More informationInformed Search and Exploration
Informed Search and Exploration Chapter 4 (4.14.3) CS 2710 1 Introduction Ch.3 searches good building blocks for learning about search But vastly inefficient eg: Can we do better? Breadth Depth Uniform
More information1 Better Approximation of the Traveling Salesman
Stanford University CS261: Optimization Handout 4 Luca Trevisan January 13, 2011 Lecture 4 In which we describe a 1.5approximate algorithm for the Metric TSP, we introduce the Set Cover problem, observe
More informationVNSbased heuristic with an exponential neighborhood for the server load balancing problem
Available online at www.sciencedirect.com Electronic Notes in Discrete Mathematics 47 (2015) 53 60 www.elsevier.com/locate/endm VNSbased heuristic with an exponential neighborhood for the server load
More informationCSC Design and Analysis of Algorithms. Lecture 4 Brute Force, Exhaustive Search, Graph Traversal Algorithms.

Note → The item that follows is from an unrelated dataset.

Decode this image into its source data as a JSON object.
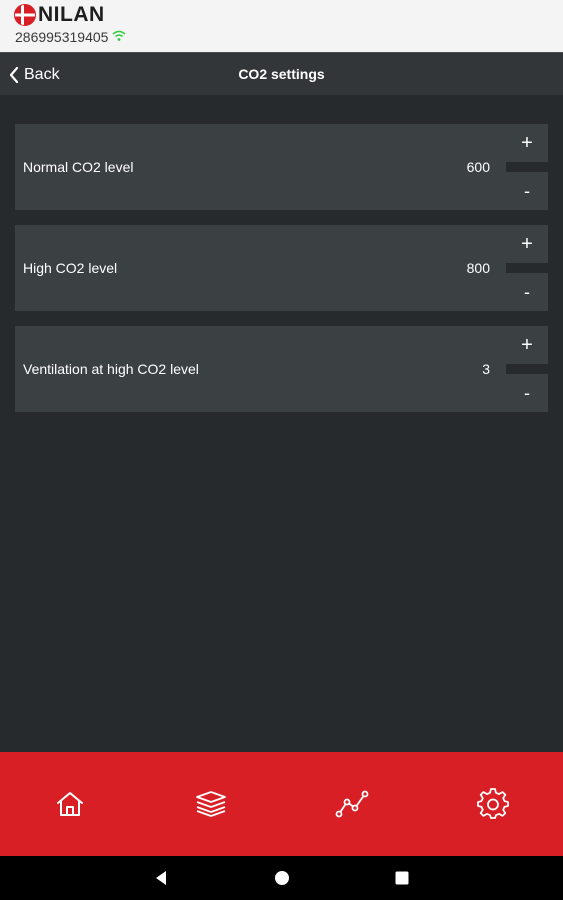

BruteForce Approach
CSC 8301 Design and Analysis of Algorithms Lecture 4 Brute Force, Exhaustive Search, Graph Traversal Algorithms BruteForce Approach Brute force is a straightforward approach to solving a problem, usually
More informationParameterized Complexity  an Overview

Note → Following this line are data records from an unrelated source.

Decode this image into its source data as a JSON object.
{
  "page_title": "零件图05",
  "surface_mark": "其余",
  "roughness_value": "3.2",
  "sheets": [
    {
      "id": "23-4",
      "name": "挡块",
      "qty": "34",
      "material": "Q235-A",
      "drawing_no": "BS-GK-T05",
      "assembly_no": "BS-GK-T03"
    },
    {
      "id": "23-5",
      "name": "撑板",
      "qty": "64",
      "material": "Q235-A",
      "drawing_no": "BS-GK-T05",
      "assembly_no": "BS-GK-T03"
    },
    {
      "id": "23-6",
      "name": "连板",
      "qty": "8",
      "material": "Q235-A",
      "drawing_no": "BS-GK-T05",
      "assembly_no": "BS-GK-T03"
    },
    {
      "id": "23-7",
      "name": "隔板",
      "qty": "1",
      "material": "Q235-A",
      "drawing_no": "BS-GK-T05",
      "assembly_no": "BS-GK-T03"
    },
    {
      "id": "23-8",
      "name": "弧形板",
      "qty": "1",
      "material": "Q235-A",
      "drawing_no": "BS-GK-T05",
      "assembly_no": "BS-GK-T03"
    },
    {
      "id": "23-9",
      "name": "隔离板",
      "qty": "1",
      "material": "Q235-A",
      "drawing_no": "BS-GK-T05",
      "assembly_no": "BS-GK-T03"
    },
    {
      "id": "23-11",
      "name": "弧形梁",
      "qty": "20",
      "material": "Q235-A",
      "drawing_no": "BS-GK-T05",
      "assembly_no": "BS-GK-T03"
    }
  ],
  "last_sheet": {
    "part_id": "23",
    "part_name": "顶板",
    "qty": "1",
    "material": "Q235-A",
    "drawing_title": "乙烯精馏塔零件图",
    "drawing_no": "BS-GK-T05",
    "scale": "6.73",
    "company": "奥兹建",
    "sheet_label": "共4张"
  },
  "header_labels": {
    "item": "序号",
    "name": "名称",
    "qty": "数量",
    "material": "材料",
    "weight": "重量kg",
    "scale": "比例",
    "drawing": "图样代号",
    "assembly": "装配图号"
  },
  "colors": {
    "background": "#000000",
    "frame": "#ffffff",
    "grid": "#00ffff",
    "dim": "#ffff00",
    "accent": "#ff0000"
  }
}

Parameterized Complexity  an Overview 1 / 30 Parameterized Complexity  an Overview Ue Flarup 1 flarup@imada.sdu.dk 1 Department of Mathematics and Computer Science University of Southern Denmark, Odense,

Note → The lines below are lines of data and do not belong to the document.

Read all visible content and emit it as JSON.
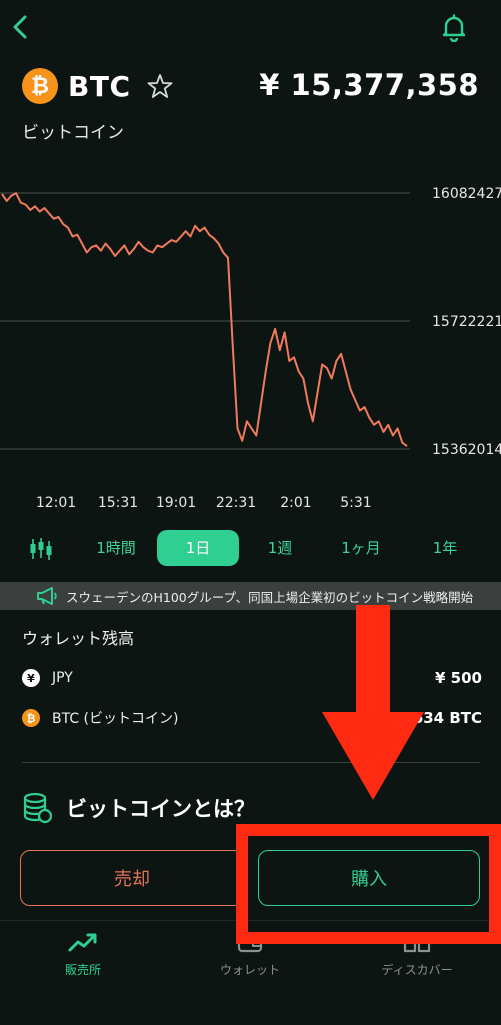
{
  "header": {
    "back_icon": "chevron-left-icon",
    "bell_icon": "bell-icon"
  },
  "coin": {
    "symbol": "BTC",
    "name": "ビットコイン",
    "price": "¥ 15,377,358",
    "logo_glyph": "₿"
  },
  "chart_data": {
    "type": "line",
    "y_ticks": [
      "16082427",
      "15722221",
      "15362014"
    ],
    "ylim": [
      15362014,
      16082427
    ],
    "x_ticks": [
      "12:01",
      "15:31",
      "19:01",
      "22:31",
      "2:01",
      "5:31"
    ],
    "line_color": "#f07a5c",
    "series": [
      {
        "values": [
          16080000,
          16060000,
          16075000,
          16082000,
          16055000,
          16050000,
          16035000,
          16045000,
          16030000,
          16040000,
          16025000,
          16010000,
          16015000,
          15995000,
          15985000,
          15960000,
          15965000,
          15940000,
          15915000,
          15930000,
          15935000,
          15920000,
          15940000,
          15925000,
          15905000,
          15920000,
          15935000,
          15910000,
          15925000,
          15945000,
          15930000,
          15920000,
          15915000,
          15935000,
          15930000,
          15940000,
          15950000,
          15945000,
          15960000,
          15975000,
          15960000,
          15990000,
          15975000,
          15985000,
          15965000,
          15955000,
          15940000,
          15915000,
          15900000,
          15650000,
          15420000,
          15385000,
          15440000,
          15420000,
          15400000,
          15490000,
          15580000,
          15660000,
          15700000,
          15640000,
          15690000,
          15610000,
          15620000,
          15580000,
          15560000,
          15490000,
          15440000,
          15520000,
          15600000,
          15590000,
          15560000,
          15610000,
          15630000,
          15580000,
          15530000,
          15500000,
          15470000,
          15480000,
          15450000,
          15430000,
          15440000,
          15410000,
          15430000,
          15400000,
          15420000,
          15380000,
          15370000
        ]
      }
    ],
    "grid": true
  },
  "ranges": {
    "candle_icon": "candlestick-icon",
    "items": [
      "1時間",
      "1日",
      "1週",
      "1ヶ月",
      "1年"
    ],
    "active": "1日"
  },
  "news": {
    "icon": "megaphone-icon",
    "text": "スウェーデンのH100グループ、同国上場企業初のビットコイン戦略開始"
  },
  "wallet": {
    "title": "ウォレット残高",
    "rows": [
      {
        "icon_glyph": "¥",
        "label": "JPY",
        "value": "¥ 500"
      },
      {
        "icon_glyph": "₿",
        "label": "BTC (ビットコイン)",
        "value": "634 BTC"
      }
    ]
  },
  "about": {
    "icon": "database-icon",
    "label": "ビットコインとは？"
  },
  "actions": {
    "sell": "売却",
    "buy": "購入"
  },
  "tabbar": [
    {
      "label": "販売所",
      "icon": "trend-up-icon",
      "active": true
    },
    {
      "label": "ウォレット",
      "icon": "wallet-icon",
      "active": false
    },
    {
      "label": "ディスカバー",
      "icon": "book-icon",
      "active": false
    }
  ],
  "colors": {
    "accent": "#2fcf92",
    "sell": "#e5755a",
    "annotation": "#ff2a12"
  }
}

More informationA Late Acceptance HillClimbing algorithm the winner of the International Optimisation Competition
The University of Nottingham, Nottingham, United Kingdom A Late Acceptance HillClimbing algorithm the winner of the International Optimisation Competition Yuri Bykov 16 February 2012 ASAP group research
More informationSimulated Annealing. G5BAIM: Artificial Intelligence Methods. Graham Kendall. 15 Feb 09 1
G5BAIM: Artificial Intelligence Methods Graham Kendall 15 Feb 09 1 G5BAIM Artificial Intelligence Methods Graham Kendall Simulated Annealing Simulated Annealing Motivated by the physical annealing process
More information16.410/413 Principles of Autonomy and Decision Making
16.410/413 Principles of Autonomy and Decision Making Lecture 17: The Simplex Method Emilio Frazzoli Aeronautics and Astronautics Massachusetts Institute of Technology November 10, 2010 Frazzoli (MIT)
More informationHill Climbing. Assume a heuristic value for each assignment of values to all variables. Maintain an assignment of a value to each variable.
Hill Climbing Many search spaces are too big for systematic search. A useful method in practice for some consistency and optimization problems is hill climbing: Assume a heuristic value for each assignment
More informationChapter 9 Graph Algorithms
Chapter 9 Graph Algorithms 2 Introduction graph theory useful in practice represent many reallife problems can be slow if not careful with data structures 3 Definitions an undirected graph G = (V, E)
More informationA Genetic Algorithm Framework
Fast, good, cheap. Pick any two. The Project Triangle 3 A Genetic Algorithm Framework In this chapter, we develop a genetic algorithm based framework to address the problem of designing optimal networks
More informationSPERNER S LEMMA MOOR XU
SPERNER S LEMMA MOOR XU Abstract. Is it possible to dissect a square into an odd number of triangles of equal area? This question was first answered by Paul Monsky in 970, and the solution requires elements
More informationAlgorithms and Data Structures
Algorithm Analysis Page 1  Algorithm Analysis Dr. Fall 2008 Algorithm Analysis Page 2 Outline Textbook Overview Analysis of Algorithm PseudoCode and Primitive Operations Growth Rate and BigOh Notation
More information